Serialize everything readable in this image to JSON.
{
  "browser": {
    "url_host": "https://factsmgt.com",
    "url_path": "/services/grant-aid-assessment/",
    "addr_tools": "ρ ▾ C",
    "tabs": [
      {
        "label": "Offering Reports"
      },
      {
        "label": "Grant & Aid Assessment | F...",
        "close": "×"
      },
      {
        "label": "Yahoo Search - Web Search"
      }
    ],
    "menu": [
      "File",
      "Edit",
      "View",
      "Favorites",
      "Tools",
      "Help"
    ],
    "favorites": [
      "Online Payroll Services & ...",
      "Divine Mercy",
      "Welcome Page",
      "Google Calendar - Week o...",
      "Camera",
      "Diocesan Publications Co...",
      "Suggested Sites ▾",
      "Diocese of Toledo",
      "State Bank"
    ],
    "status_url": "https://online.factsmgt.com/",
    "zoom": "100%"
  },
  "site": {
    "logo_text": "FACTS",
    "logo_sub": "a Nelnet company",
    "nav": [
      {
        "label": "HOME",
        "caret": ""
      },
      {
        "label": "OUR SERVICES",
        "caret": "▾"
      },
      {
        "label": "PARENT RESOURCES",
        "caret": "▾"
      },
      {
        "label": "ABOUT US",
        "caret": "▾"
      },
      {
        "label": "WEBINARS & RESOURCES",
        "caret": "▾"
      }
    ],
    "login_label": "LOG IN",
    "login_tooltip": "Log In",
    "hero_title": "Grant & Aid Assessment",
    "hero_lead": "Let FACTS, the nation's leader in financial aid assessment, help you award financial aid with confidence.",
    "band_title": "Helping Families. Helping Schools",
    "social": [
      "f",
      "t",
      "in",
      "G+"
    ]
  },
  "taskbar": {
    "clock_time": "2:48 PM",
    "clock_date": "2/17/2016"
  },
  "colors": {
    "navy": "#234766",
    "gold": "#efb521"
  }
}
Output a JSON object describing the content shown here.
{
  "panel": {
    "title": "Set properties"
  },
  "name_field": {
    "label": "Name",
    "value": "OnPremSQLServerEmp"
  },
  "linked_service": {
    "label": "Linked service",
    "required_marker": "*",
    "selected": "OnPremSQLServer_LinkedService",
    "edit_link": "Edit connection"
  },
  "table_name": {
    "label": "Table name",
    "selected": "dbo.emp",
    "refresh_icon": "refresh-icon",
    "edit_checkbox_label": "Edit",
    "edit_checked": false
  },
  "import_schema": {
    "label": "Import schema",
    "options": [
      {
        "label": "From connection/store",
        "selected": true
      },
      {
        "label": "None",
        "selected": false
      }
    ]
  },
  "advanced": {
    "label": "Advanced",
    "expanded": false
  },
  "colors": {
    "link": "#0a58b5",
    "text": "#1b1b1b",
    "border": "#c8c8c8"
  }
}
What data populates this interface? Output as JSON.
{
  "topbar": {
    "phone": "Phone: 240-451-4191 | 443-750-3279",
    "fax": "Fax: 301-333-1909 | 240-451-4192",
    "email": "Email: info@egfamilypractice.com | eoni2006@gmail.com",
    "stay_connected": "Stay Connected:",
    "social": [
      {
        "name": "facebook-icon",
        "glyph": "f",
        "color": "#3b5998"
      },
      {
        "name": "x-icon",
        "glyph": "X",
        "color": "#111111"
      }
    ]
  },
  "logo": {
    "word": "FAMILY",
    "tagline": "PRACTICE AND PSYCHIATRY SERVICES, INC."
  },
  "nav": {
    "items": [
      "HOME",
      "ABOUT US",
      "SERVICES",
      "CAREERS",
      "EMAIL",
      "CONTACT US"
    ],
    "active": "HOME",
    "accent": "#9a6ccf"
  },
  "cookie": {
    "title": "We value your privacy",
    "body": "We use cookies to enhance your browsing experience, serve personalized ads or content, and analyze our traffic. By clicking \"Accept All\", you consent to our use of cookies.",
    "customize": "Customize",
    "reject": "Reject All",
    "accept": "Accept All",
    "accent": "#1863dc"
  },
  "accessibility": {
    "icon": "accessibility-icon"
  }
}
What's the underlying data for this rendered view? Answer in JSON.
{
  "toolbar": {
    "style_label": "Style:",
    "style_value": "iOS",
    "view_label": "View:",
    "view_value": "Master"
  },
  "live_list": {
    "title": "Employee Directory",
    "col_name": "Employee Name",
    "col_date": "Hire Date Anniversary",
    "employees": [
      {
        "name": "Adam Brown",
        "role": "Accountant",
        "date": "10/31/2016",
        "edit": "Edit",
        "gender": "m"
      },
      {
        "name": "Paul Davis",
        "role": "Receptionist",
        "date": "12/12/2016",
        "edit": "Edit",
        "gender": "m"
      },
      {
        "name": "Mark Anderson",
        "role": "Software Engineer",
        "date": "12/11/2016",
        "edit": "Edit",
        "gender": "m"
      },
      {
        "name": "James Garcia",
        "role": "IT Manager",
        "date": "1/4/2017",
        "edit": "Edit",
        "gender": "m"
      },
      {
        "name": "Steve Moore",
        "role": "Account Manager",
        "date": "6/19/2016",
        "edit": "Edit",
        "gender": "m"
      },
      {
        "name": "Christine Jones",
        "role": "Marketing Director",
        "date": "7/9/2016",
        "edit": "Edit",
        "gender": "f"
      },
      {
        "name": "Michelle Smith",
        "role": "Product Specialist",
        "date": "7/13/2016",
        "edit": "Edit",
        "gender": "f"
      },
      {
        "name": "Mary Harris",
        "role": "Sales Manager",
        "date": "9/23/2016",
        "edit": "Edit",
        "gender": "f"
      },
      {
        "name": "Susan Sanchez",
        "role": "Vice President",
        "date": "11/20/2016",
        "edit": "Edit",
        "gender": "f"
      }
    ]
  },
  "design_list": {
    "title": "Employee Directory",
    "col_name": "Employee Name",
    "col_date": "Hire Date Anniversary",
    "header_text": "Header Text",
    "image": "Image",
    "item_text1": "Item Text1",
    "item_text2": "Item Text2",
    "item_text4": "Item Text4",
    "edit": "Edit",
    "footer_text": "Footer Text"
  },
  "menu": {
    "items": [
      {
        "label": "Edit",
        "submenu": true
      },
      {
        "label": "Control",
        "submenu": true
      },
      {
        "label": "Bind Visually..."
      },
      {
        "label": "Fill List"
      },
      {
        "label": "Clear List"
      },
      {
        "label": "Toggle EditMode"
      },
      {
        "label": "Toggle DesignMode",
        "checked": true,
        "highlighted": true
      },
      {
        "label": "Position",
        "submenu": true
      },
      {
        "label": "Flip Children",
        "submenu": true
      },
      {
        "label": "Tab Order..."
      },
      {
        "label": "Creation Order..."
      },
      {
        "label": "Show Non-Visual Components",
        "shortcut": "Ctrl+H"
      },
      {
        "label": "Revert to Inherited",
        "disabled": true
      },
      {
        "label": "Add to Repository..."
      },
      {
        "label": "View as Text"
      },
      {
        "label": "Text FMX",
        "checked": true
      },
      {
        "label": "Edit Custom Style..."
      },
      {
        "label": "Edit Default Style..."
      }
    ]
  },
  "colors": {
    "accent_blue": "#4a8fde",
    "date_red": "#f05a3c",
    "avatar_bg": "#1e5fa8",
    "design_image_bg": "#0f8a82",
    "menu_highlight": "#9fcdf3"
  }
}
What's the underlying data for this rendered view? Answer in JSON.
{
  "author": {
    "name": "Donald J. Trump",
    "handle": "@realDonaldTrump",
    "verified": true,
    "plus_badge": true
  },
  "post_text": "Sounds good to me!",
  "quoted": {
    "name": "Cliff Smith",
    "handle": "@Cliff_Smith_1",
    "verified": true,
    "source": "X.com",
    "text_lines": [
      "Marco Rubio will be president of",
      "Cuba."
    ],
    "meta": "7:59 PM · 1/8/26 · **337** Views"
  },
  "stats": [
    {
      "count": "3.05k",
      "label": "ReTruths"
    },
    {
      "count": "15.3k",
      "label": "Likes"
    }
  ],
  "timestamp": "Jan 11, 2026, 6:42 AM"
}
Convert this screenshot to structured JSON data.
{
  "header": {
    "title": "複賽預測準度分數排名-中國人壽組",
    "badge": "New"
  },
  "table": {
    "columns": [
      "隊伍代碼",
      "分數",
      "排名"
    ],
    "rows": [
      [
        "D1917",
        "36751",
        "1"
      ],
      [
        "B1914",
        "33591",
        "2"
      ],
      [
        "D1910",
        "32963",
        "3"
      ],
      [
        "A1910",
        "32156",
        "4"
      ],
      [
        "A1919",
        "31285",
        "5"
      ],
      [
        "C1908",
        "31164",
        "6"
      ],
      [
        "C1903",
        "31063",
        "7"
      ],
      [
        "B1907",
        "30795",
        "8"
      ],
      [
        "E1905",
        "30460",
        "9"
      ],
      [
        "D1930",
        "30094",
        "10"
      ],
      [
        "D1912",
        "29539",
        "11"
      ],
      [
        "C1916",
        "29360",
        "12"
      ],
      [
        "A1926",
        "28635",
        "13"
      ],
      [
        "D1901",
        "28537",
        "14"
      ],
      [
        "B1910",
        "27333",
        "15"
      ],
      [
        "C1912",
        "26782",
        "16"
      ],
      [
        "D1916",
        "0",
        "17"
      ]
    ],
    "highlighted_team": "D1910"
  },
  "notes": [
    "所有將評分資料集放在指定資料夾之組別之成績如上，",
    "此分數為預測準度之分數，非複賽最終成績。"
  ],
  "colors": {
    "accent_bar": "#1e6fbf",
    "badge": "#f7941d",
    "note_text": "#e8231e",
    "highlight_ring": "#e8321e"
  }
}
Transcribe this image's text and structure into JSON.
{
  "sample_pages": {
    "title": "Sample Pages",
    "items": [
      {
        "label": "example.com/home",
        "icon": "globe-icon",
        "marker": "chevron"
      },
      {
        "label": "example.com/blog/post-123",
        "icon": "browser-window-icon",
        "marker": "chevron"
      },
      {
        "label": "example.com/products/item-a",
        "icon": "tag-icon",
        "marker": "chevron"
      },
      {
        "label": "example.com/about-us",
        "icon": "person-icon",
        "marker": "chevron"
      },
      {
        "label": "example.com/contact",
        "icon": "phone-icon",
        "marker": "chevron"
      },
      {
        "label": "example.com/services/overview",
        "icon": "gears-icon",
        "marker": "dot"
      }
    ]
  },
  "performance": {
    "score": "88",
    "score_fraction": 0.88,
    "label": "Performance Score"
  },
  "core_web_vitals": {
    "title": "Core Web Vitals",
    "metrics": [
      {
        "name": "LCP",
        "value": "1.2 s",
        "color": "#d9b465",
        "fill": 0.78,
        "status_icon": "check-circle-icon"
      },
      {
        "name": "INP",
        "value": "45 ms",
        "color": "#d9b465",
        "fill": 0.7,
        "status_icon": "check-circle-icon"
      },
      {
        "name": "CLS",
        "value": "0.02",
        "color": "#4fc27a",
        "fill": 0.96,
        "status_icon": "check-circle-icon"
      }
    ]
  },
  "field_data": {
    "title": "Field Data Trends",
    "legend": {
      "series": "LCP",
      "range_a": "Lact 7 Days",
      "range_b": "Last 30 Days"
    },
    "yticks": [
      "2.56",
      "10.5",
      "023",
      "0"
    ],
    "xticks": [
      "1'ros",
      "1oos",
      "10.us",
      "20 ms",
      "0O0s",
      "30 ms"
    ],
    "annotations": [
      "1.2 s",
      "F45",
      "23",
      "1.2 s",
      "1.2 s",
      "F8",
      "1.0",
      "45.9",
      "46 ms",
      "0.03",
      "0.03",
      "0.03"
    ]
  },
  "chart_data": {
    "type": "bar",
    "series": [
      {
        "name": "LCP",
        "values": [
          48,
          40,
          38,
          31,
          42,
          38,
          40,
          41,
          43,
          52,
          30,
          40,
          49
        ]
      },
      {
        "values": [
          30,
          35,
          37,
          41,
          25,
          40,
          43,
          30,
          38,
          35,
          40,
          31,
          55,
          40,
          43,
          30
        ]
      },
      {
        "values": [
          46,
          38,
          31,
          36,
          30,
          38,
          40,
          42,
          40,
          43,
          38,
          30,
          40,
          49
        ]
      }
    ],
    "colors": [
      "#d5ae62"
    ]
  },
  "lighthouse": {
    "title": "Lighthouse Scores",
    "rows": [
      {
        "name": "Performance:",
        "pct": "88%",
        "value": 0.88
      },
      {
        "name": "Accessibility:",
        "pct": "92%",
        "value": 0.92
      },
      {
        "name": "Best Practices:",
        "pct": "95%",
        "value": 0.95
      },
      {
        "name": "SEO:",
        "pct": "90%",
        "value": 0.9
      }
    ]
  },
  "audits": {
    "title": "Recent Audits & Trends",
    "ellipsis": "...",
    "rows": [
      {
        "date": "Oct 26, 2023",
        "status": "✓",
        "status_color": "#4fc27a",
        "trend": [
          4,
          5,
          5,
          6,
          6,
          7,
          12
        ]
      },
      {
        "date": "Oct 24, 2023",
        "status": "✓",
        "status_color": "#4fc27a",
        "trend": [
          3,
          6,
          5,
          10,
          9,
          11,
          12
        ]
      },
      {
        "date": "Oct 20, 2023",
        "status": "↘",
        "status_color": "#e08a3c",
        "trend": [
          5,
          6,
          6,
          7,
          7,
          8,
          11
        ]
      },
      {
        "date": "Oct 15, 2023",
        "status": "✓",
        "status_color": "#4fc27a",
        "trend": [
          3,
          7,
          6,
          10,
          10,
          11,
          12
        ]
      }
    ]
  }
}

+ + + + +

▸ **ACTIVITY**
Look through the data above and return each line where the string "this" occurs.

▸ **SOLUTION**
Serialize everything readable in this image to JSON.
What data populates this interface? Output as JSON.
What's the underlying data for this rendered view? Answer in JSON.
What's the underlying data for this rendered view? Answer in JSON.
Convert this screenshot to structured JSON data.
Transcribe this image's text and structure into JSON.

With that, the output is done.